The editorial of the Anglo-centric Guardian goes on to add that the:
Tories have zigzagged through the financial crisis to an alarming degree, austerity here, spending pledges there. At times they have argued, against all reason, that Britain's economic malaise is down to overblown government, as opposed to the ravages of the market.

Consequently, the Cameronisation of the Conservative party sometimes seems more palace coup than cultural revolution. The Thatcherites still call the shots.

Jonathan Freedland in Cameron may be a good campaigner. But he has not had a good campaign highlights that the Conservative's campaign:

has been a jerky, messy scramble across ever-shifting terrain, the Tories caught in a dogfight with the Liberal Democrats over the mantle of change....He has seen his poll numbers slump from the mid-40s to the low-30s. And somehow he managed to lose the status of change agent – which he had four and a half years to make his own – to Nick Clegg in a single night.

Cameron is going to have to fight for every seat.

Labour could well end up in third place. It is exhausted and has run out of ideas. All it can offer is fear of the other side (Conservatives) winning. It looks a corpse.

The Conservatives still hold to business as usual in politics. They had their turn, then it was Labour's, now it's theirs again. It's fit, it's right, and it's how we do things here. They are entitled to tinker with the system to bolster their own party advantage.

If Cameron's Conservatives do obtain the 326 seats needed in the House of Commons to govern in their own right theirs will be a deeply unpopular government. The cuts will be deep--cut public services, cut taxes, cut benefits, cut borrowing faster, let unemployment rip. It is a return to Thatcher's roots says Labour.

Any party that wins will need to reduce spending from current levels by around 12%, according to the Institute for Fiscal Studies. Britain has been hit hard by the crisis in capitalism and it faces the prospect of solving the deficit/smaller state problem without stronger economic growth. Austerity is the new order of the day--tax rises and spending cuts.

The chances of any party remaining popular whilst attempt the shift to austerity is small. They will be on the nose.

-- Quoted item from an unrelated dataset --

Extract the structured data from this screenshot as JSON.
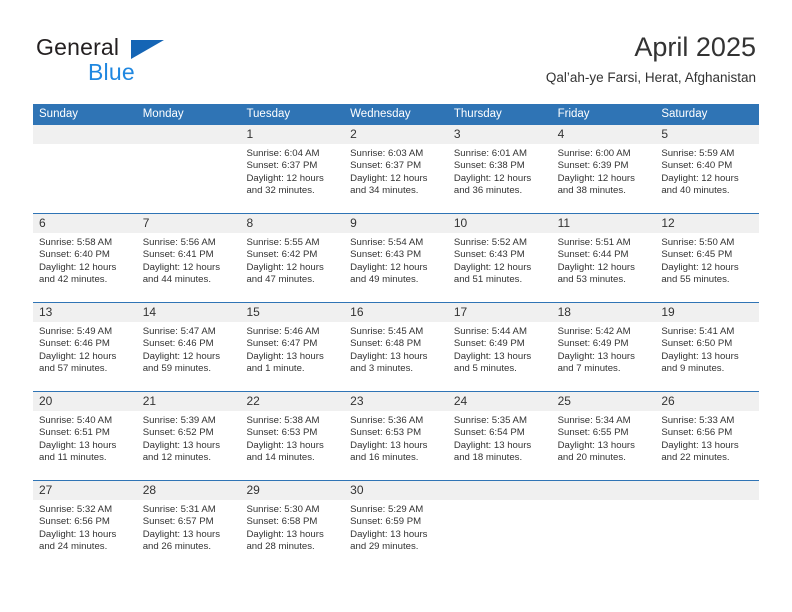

None of the political parties has even begun to level with the Briitish public about the scale of the public spending cuts that await us. What they have so far identified is less than a third of what will be needed to reduce the structural deficit.

Will the cracks appear in the spinmeister-style of politics?